 In our Gospel, Jesus says, “If our hands, your eyes, your feet, if anything takes out attention away from God and not on others, cut it off.” This is extreme, but it is meant to be to shake us up and to get us off the seat of complacency.

 

All of our success stories and those things we have accomplished is great, but we are not to let those things define who we are. What defines who we are those things we do for others, this is our greatest challenge.

 

 

Give our list to God!

Wednesday Seventh Week of Ordinary Time

James 4:13-17

Mark 9:38-40

 

What are reminded today of our readings of a very important spiritual truth that is so easy to get away from and that is to give everything to God because God is in control? How centered are we in Christ today? How centered on ourselves are we today?

 

In our passage from James, the writer gives us a very good example of what can happen in our lives. The writer says, “How often do we spring out of bed and have a list of things to do for the day and not give that list to God?” The writer cautions us to pray over our list and to give that list to God and let God control our list of things to do?

 

In our Gospel the disciples are only thinking of their belly buttons. The disciples witness someone expelling demons, and they try to stop the person from doing so. The problem is not that the man was not following Jesus, it is that the man was not following the disciples. The man had given his list of things to do to the Lord, and we hear about the result of his actions. The disciples are hanging onto their list and not wanting to give it to the Lord.

 

What is on our list today and what on that list have we given to the Lord? One thing I do is every Monday, I pray over my weekly calendar, and every day, I pray over my daily calendar. I make sure I pray over the empty spaces because that is where God can act the most.

 

 

 

Are we the greatest?

 

Tuesday of the Seventh week of Ordinary Time
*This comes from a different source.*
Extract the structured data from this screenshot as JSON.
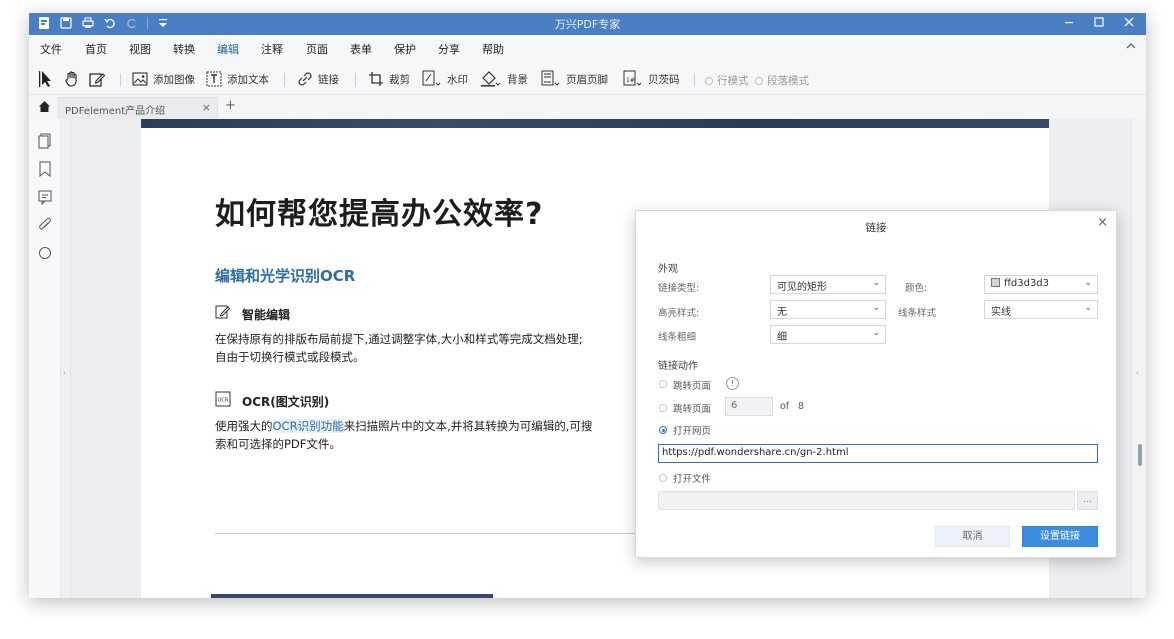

James 4:1-10

Mark 9:30-37

 

 

Who are people with think are the greatest in the world or in our society? Princess Harry and Meghan Markle certainly got a lot of coverage this past weekend! It is the ones who are well educated, wealthy and powerful. They tend to be popular and good looking. There is nothing inherently wrong with any of these until it is at the exclusion of someone else. Our readings will challenge us on how we define greatness in our spiritual lives.

 

The writer in our first reading understands the human condition very well as they caution us about following our passions. The writer does not say it wrong to have passion but to be cautious of what passions we follow. Some of our passions can lead us to think we are the greatest.  

 

The Gospel Jesus overhears his disciples arguing which one of them is the greatest. I can almost imagine Jesus shaking his head back and forth and wondering what is he going to do with these guys. He decides to show them by a very good visual aid, by taking a small child into his arms and letting his disciples know that they need to become like children if they want to be great. Children were insignificant, powerless, poor, often hungry and sick. Now you can almost see the disciples shaking their heads wondering what Jesus is talking about. Jesus is inviting his disciples to welcome this child and make a better place for this child to live.

 

Jesus never came to make a place comfortable for himself; he came to make a place for others to live. In the spiritual life, we never really make our place in this world for ourselves, we are to create a place for others. Jesus is asking us to do the same.

 

How are we working to make a place for others to live?